young farmer with flowersSustainability, self-sufficiency, and environmental friendliness has recently hit the younger generations in a big way. All over the internet, thousands of young people are sharing their dreams of one day living a life filled with vegetable gardens, solar power, clotheslines, butter churns, bread baking, and farm animals. Continue reading

Paper Gardening: How to Grow a Successful Garden Now

Maine Garden HodJanuary and February – traditionally the coldest, bleakest months of the year – have one highlight, something like the gardener’s version of the swallows returning to Capistrano: the arrival of seed catalogs in the mail. Continue reading

Children and Chores: How to Enjoyably Work Together on the Homestead

On pileOn the homestead, everyone in the family needs to chip in to get things done. There are chores suitable for children of all ages from feeding chickens and taking out the compost to weeding the garden and harvesting fruit. Work doesn’t need to be drudgery but can be an enjoyable thing that the family works at together. Continue reading

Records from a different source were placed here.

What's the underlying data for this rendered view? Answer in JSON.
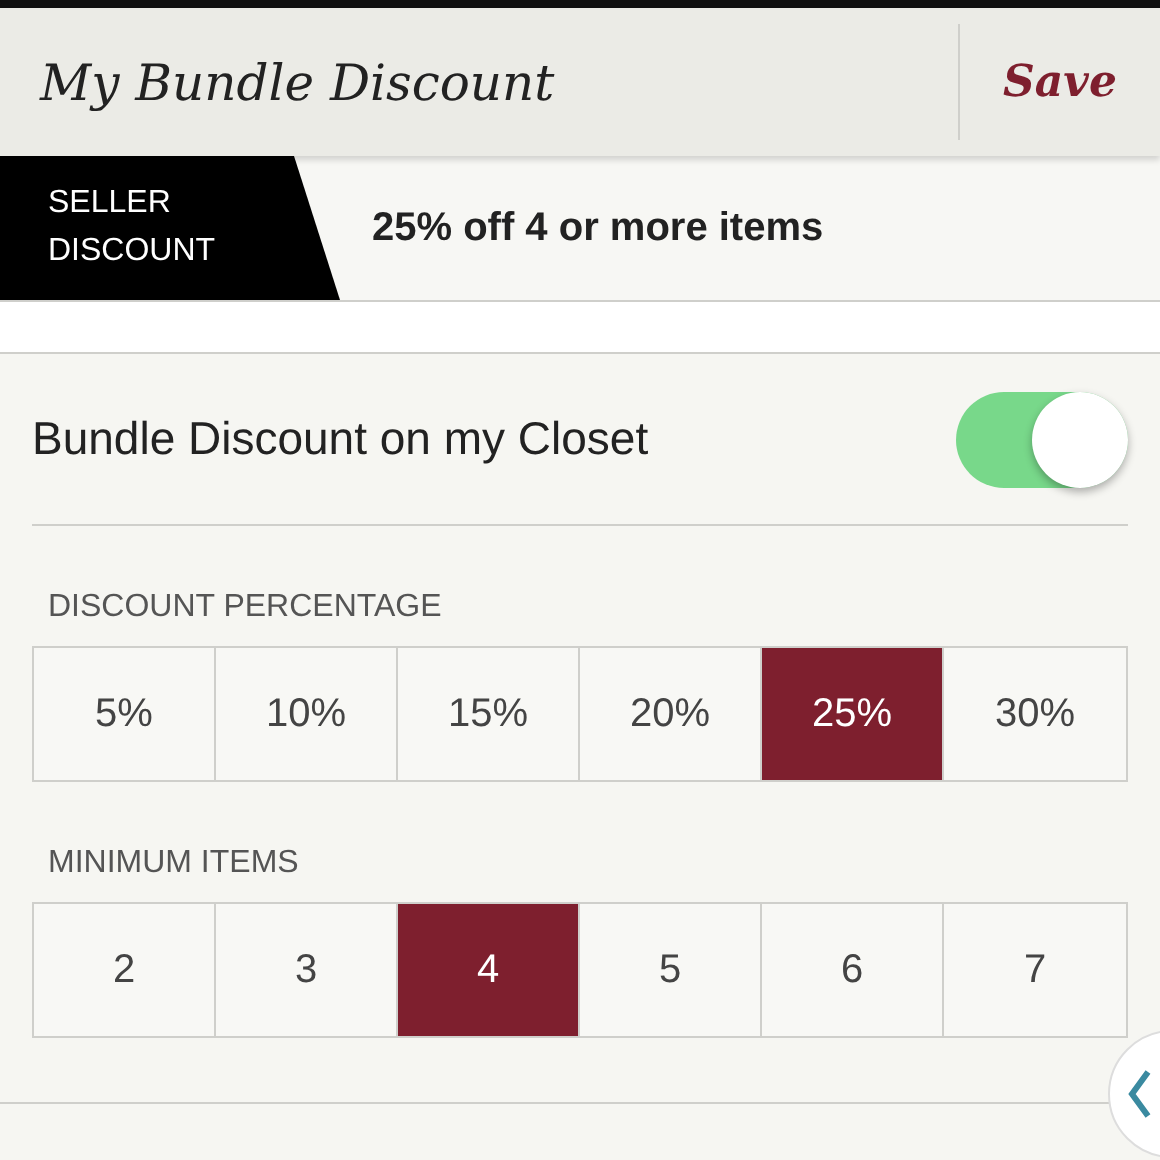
{
  "header": {
    "title": "My Bundle Discount",
    "action": "Save"
  },
  "banner": {
    "badge": "SELLER DISCOUNT",
    "summary": "25% off 4 or more items"
  },
  "toggle": {
    "label": "Bundle Discount on my Closet",
    "on": true
  },
  "groups": [
    {
      "label": "DISCOUNT PERCENTAGE",
      "options": [
        {
          "label": "5%",
          "selected": false
        },
        {
          "label": "10%",
          "selected": false
        },
        {
          "label": "15%",
          "selected": false
        },
        {
          "label": "20%",
          "selected": false
        },
        {
          "label": "25%",
          "selected": true
        },
        {
          "label": "30%",
          "selected": false
        }
      ]
    },
    {
      "label": "MINIMUM ITEMS",
      "options": [
        {
          "label": "2",
          "selected": false
        },
        {
          "label": "3",
          "selected": false
        },
        {
          "label": "4",
          "selected": true
        },
        {
          "label": "5",
          "selected": false
        },
        {
          "label": "6",
          "selected": false
        },
        {
          "label": "7",
          "selected": false
        }
      ]
    }
  ]
}
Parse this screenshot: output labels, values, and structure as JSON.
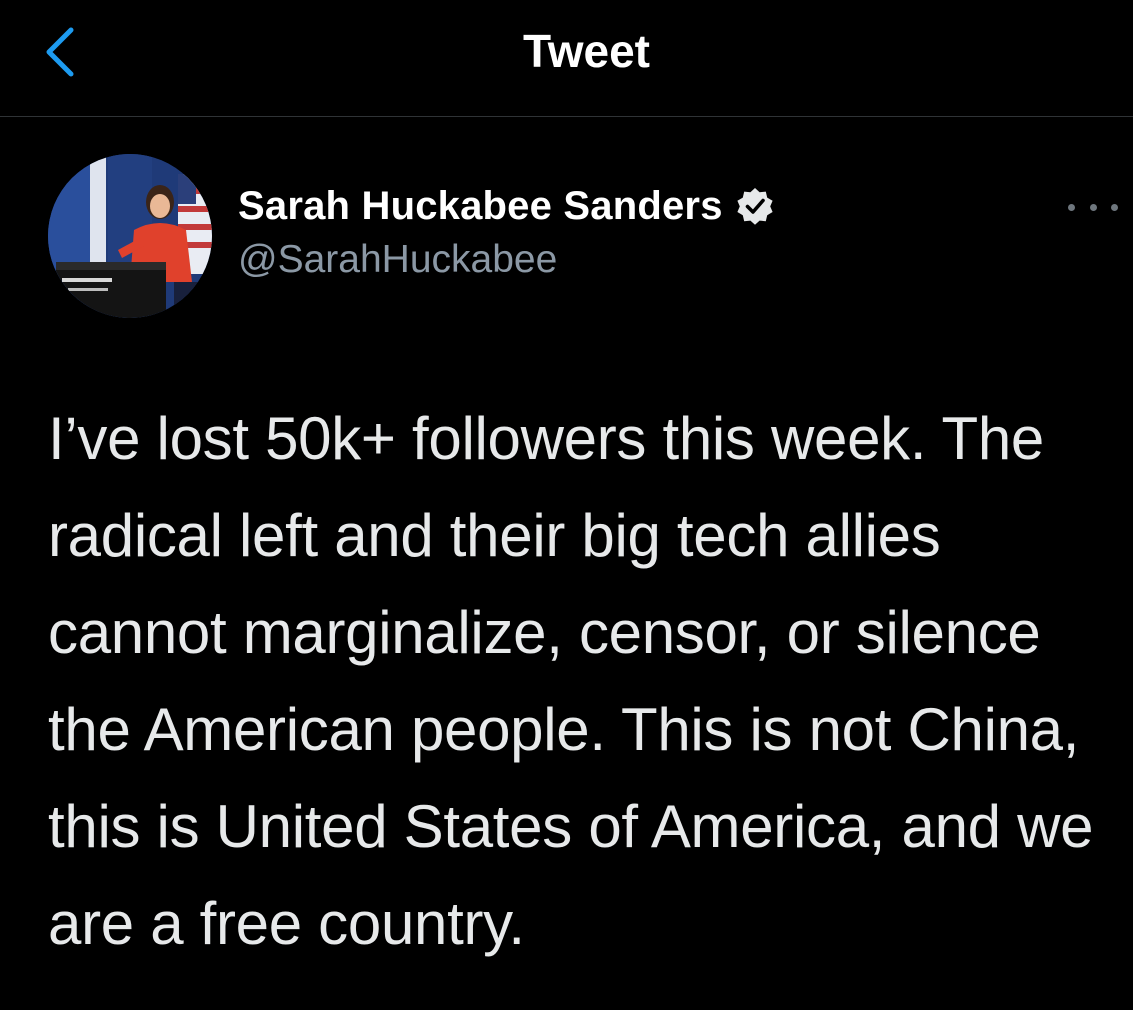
{
  "header": {
    "title": "Tweet",
    "back_icon": "chevron-left-icon",
    "accent_color": "#1d9bf0"
  },
  "tweet": {
    "author": {
      "display_name": "Sarah Huckabee Sanders",
      "handle": "@SarahHuckabee",
      "verified": true,
      "verified_icon": "verified-badge-icon"
    },
    "more_icon": "more-options-icon",
    "text": "I’ve lost 50k+ followers this week. The radical left and their big tech allies cannot marginalize, censor, or silence the American people. This is not China, this is United States of America, and we are a free country."
  },
  "colors": {
    "background": "#000000",
    "primary_text": "#e7e9ea",
    "secondary_text": "#8b98a5",
    "divider": "#2f3336"
  }
}
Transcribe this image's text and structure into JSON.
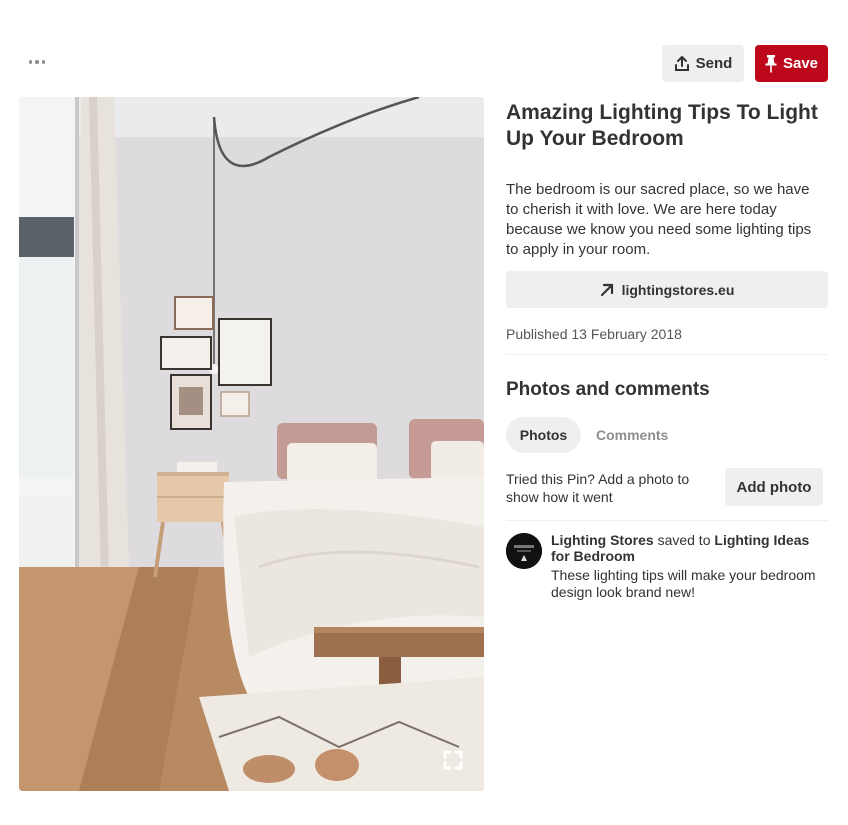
{
  "toolbar": {
    "more_icon": "ellipsis-icon",
    "send_label": "Send",
    "send_icon": "share-upload-icon",
    "save_label": "Save",
    "save_icon": "pushpin-icon",
    "save_color": "#bd081c"
  },
  "pin": {
    "image_alt": "Bright bedroom with hanging pendant light, framed art, pink pillows and wooden bench",
    "expand_icon": "expand-icon",
    "title": "Amazing Lighting Tips To Light Up Your Bedroom",
    "description": "The bedroom is our sacred place, so we have to cherish it with love. We are here today because we know you need some lighting tips to apply in your room.",
    "link_label": "lightingstores.eu",
    "link_icon": "arrow-up-right-icon",
    "published": "Published 13 February 2018"
  },
  "photos_comments": {
    "heading": "Photos and comments",
    "tabs": [
      {
        "label": "Photos",
        "active": true
      },
      {
        "label": "Comments",
        "active": false
      }
    ],
    "tried_text": "Tried this Pin? Add a photo to show how it went",
    "add_photo_label": "Add photo"
  },
  "activity": {
    "user": "Lighting Stores",
    "saved_to": "saved to",
    "board": "Lighting Ideas for Bedroom",
    "comment": "These lighting tips will make your bedroom design look brand new!"
  }
}
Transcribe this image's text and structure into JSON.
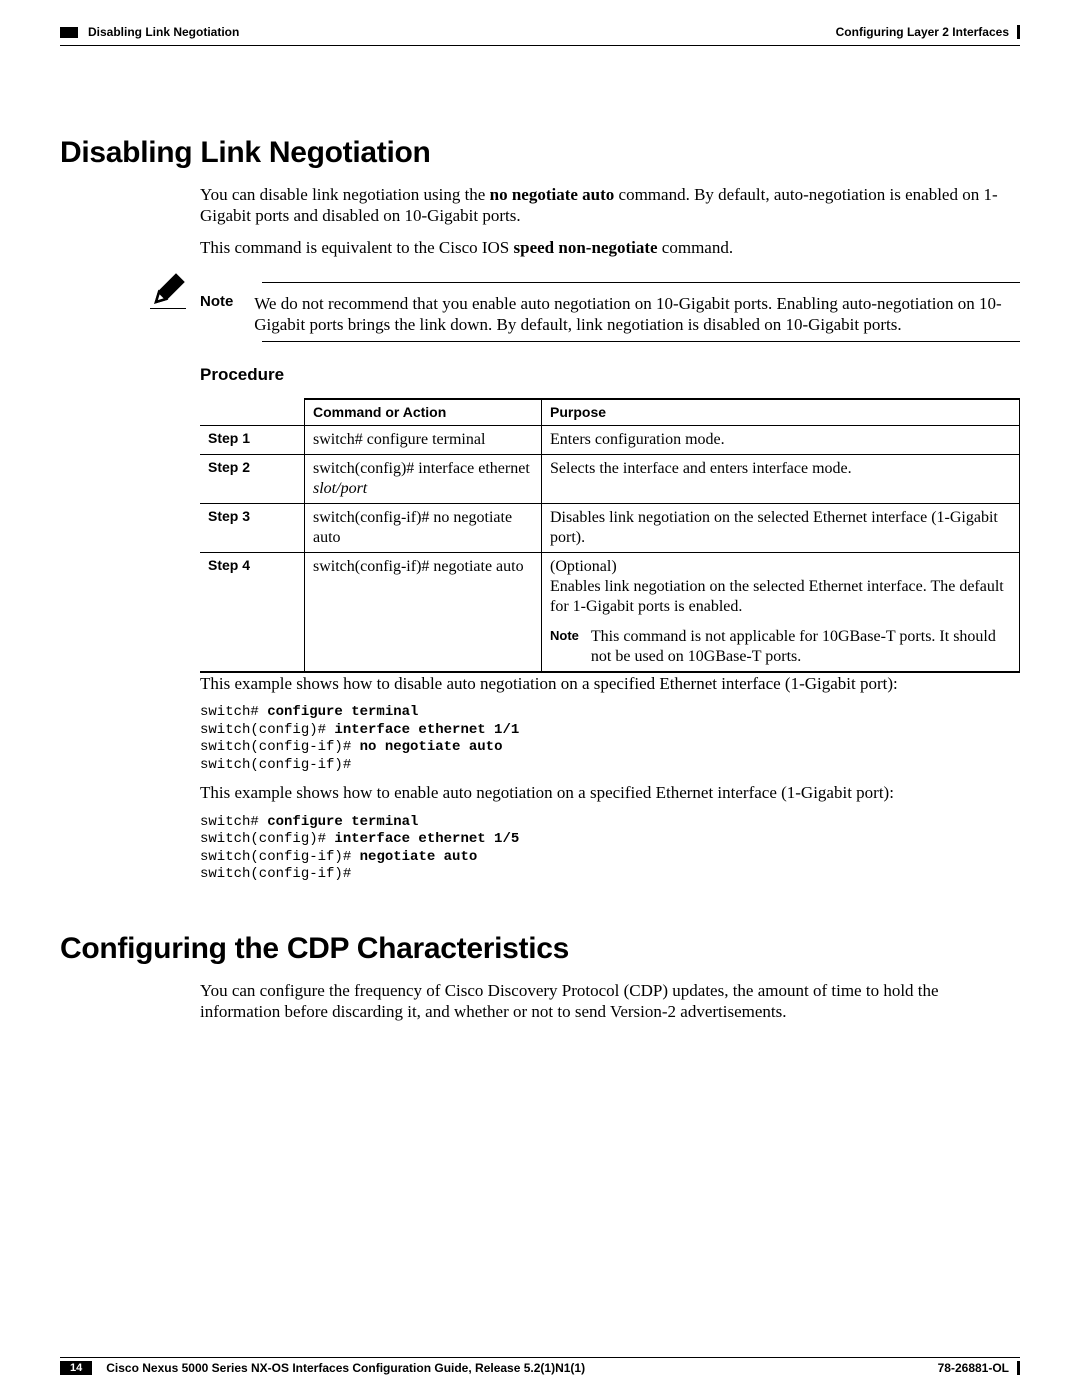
{
  "header": {
    "left_text": "Disabling Link Negotiation",
    "right_text": "Configuring Layer 2 Interfaces"
  },
  "section1": {
    "title": "Disabling Link Negotiation",
    "para1a": "You can disable link negotiation using the ",
    "para1b": "no negotiate auto",
    "para1c": " command. By default, auto-negotiation is enabled on 1-Gigabit ports and disabled on 10-Gigabit ports.",
    "para2a": "This command is equivalent to the Cisco IOS ",
    "para2b": "speed non-negotiate",
    "para2c": " command.",
    "note_label": "Note",
    "note_text": "We do not recommend that you enable auto negotiation on 10-Gigabit ports. Enabling auto-negotiation on 10-Gigabit ports brings the link down. By default, link negotiation is disabled on 10-Gigabit ports.",
    "procedure_head": "Procedure",
    "table": {
      "h1": "",
      "h2": "Command or Action",
      "h3": "Purpose",
      "rows": [
        {
          "step": "Step 1",
          "cmd": "switch# configure terminal",
          "purpose": "Enters configuration mode."
        },
        {
          "step": "Step 2",
          "cmd": "switch(config)# interface ethernet slot/port",
          "purpose": "Selects the interface and enters interface mode."
        },
        {
          "step": "Step 3",
          "cmd": "switch(config-if)# no negotiate auto",
          "purpose": "Disables link negotiation on the selected Ethernet interface (1-Gigabit port)."
        },
        {
          "step": "Step 4",
          "cmd": "switch(config-if)# negotiate auto",
          "purpose_a": "(Optional)",
          "purpose_b": "Enables link negotiation on the selected Ethernet interface. The default for 1-Gigabit ports is enabled.",
          "note_label": "Note",
          "note_text": "This command is not applicable for 10GBase-T ports. It should not be used on 10GBase-T ports."
        }
      ]
    },
    "example1_intro": "This example shows how to disable auto negotiation on a specified Ethernet interface (1-Gigabit port):",
    "example1": {
      "l1p": "switch# ",
      "l1c": "configure terminal",
      "l2p": "switch(config)# ",
      "l2c": "interface ethernet 1/1",
      "l3p": "switch(config-if)# ",
      "l3c": "no negotiate auto",
      "l4": "switch(config-if)#"
    },
    "example2_intro": "This example shows how to enable auto negotiation on a specified Ethernet interface (1-Gigabit port):",
    "example2": {
      "l1p": "switch# ",
      "l1c": "configure terminal",
      "l2p": "switch(config)# ",
      "l2c": "interface ethernet 1/5",
      "l3p": "switch(config-if)# ",
      "l3c": "negotiate auto",
      "l4": "switch(config-if)#"
    }
  },
  "section2": {
    "title": "Configuring the CDP Characteristics",
    "para": "You can configure the frequency of Cisco Discovery Protocol (CDP) updates, the amount of time to hold the information before discarding it, and whether or not to send Version-2 advertisements."
  },
  "footer": {
    "page": "14",
    "title": "Cisco Nexus 5000 Series NX-OS Interfaces Configuration Guide, Release 5.2(1)N1(1)",
    "docid": "78-26881-OL"
  }
}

The Family Larder: Why It’s Still Important

canned food in jarsLarder may not be a familiar word in our modern times, but it was a very important thing in your great-great grandma’s day. It was the stash of food that families pickled, smoked, salted and preserved for the winter months ahead. A well stocked larder was often essential for survival for the pioneers since many times they lacked the luxury of a grocery store they could frequent if their supply ran short. Continue reading

Gardening Tools I Can’t Live Without

Editor’s Note: It’s our pleasure to welcome homesteader and writer Jill Winger as our guest blogger. She’s the author of The Prairie Homestead Cookbook and is sharing with us today her gardening insights. Enjoy!

Gardening in Wyoming is an extreme sport.

Between the violent hailstorms, too-close-for-comfort prairie tornadoes, Mother’s Day blizzards, and early September frosts, I like to joke that our state motto should be “World’s Worst Place to Garden.” Continue reading

Alternate Seed Sources

With the current shift in the economy, there has been a massive – massive! – spike in the number of people interested in growing gardens. Hundreds of thousands – possibly millions – of new plots are springing up across the country. Some are large, some are small, and all are important.

Normally the renaissance in gardening would be good news. However the surge of interest is stretching seed businesses to the limit. Continue reading